"Look at my record - I've never been in this situation before," he said.
"We're going through a very rough time. We've got to come out fighting and be strong and be brave.
"If people think somebody else will do a better job, go get him. And if he doesn't do it, then what? Go and get someone else?
"How many managers has this club had in the last 10-15 years? Ten or more? Chopping and changing isn't the right answer."
The former Cardiff boss, who took over from Gary Megson in March last year, insisted he had not lost the dressing room or any of the managerial know-how which saw him take the Bluebirds to within a whisker of promotion from the Championship two seasons running.
"I have not become a bad manager overnight and this thing about losing the dressing room makes for a nice line, but it's not the case," Jones said.
It started so promisingly for the hosts, who led after just three minutes courtesy of Michail Antonio's strike.
Within 15 minutes, the tone for the rest of the match was set as Wednesday switched off from a throw-in and Fernando Forestieri capitalised to steer home the equaliser.
And yet before half-time the hosts had a glorious chance to banish the descending mist of frustration, but succeeded only in worsening their plight.
Jay Bothroyd was fouled in the box by Daniel Pudil, who escaped with a yellow card, but Chris Lines, making his first start of the season, hit a tame penalty which Manuel Almunia saved with ease.
The second half saw Wednesday capitulate.
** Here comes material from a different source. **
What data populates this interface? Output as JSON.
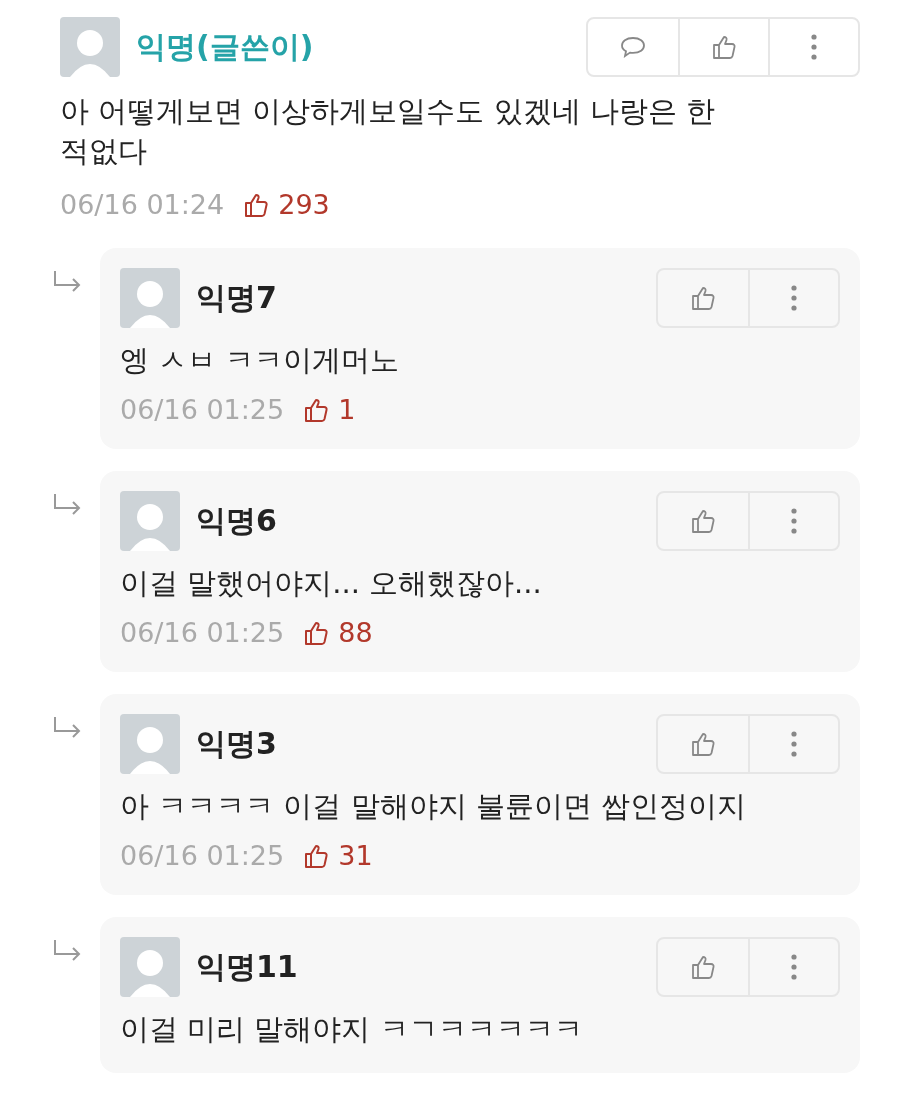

Alexandre Geijo put Watford ahead with a free header from a set-piece and then Troy Deeney scored with his first touch after coming off the bench.
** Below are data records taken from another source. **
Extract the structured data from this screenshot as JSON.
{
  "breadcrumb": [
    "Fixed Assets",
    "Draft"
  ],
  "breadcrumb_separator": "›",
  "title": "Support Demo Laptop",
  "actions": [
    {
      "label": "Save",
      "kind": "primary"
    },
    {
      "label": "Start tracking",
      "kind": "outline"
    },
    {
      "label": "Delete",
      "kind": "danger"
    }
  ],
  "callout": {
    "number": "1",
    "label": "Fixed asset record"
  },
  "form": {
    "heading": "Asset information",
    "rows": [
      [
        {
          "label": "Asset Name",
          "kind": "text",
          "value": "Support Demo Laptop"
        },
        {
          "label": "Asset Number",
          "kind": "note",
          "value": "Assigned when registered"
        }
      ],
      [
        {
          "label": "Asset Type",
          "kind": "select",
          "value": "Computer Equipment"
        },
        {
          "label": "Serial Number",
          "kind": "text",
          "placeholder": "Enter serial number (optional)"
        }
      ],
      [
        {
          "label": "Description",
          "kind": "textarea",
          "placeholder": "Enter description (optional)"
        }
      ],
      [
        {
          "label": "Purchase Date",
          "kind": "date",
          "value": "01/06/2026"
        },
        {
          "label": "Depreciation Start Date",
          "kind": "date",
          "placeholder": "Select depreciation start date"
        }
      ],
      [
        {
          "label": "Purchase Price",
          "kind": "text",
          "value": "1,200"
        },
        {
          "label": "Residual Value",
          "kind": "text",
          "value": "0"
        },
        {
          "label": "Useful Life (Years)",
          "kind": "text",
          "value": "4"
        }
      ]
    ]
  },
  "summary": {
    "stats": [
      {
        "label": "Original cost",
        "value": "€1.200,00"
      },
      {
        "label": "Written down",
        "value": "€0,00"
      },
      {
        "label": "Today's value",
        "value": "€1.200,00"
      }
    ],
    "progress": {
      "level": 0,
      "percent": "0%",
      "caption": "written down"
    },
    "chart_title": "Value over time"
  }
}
Mark Yeates rubbed salt into the wound with a stunning long-range strike and Bothroyd's late glaring miss was almost unnecessarily cruel on a stunned Jones, who was jeered moments earlier for bringing on Jermaine Johnson at right-back.
Jones was puzzled as to why Lines, who has been out for three months with a groin injury, took the penalty.
"We had a chance to get back in front, just score the penalty," he said.
"My argument with players is why did we allow a player who has been out for such a long time to take it?
"Credit to him for wanting it, but there are other players out there whose kicking would be cleaner and confidence would be higher.
"And people are asking why I brought JJ on at right-back - the right-back's hamstring is done. That's why."
The 56-year-old admitted that criticism was inevitable but said he would take it - although he revealed that some of his players were deserving of some too.
"We all have a responsibility," he said.
"People can have a go at me, I'll accept it - but I didn't make a bad pass, I didn't lose my man at a set-piece.
"I'll stand there and fight for them, but they've got to give me something back."
Understandably, Gianfranco Zola cut an altogether more contented figure.
The Hornets boss has led his side through an unbeaten November, taking 14 points from six matches.
"I am very happy, especially with the second half, it was a very good performance from us," he said.
"I'm delighted with the result. First half we faced a team that played in some spells some very good football.
"They created some problems for us. To come up with a result like that the performance has to be good."
He had some sympathy for his opposite number, but knows only too well the harsh realities of football management.
"I understand it's not easy to play your best football under pressure," Zola said.
"It's a difficult situation and one I've been in."
Asked if he had any words of comfort for Jones at the full-time whistle, Zola added: "I just shook his hand at the end.
"What can you do? This is part of the job. They need to find some tranquillity and they will be ok.
"They have some quality. They have to keep on working and sooner or later the results will come, I'm sure of this."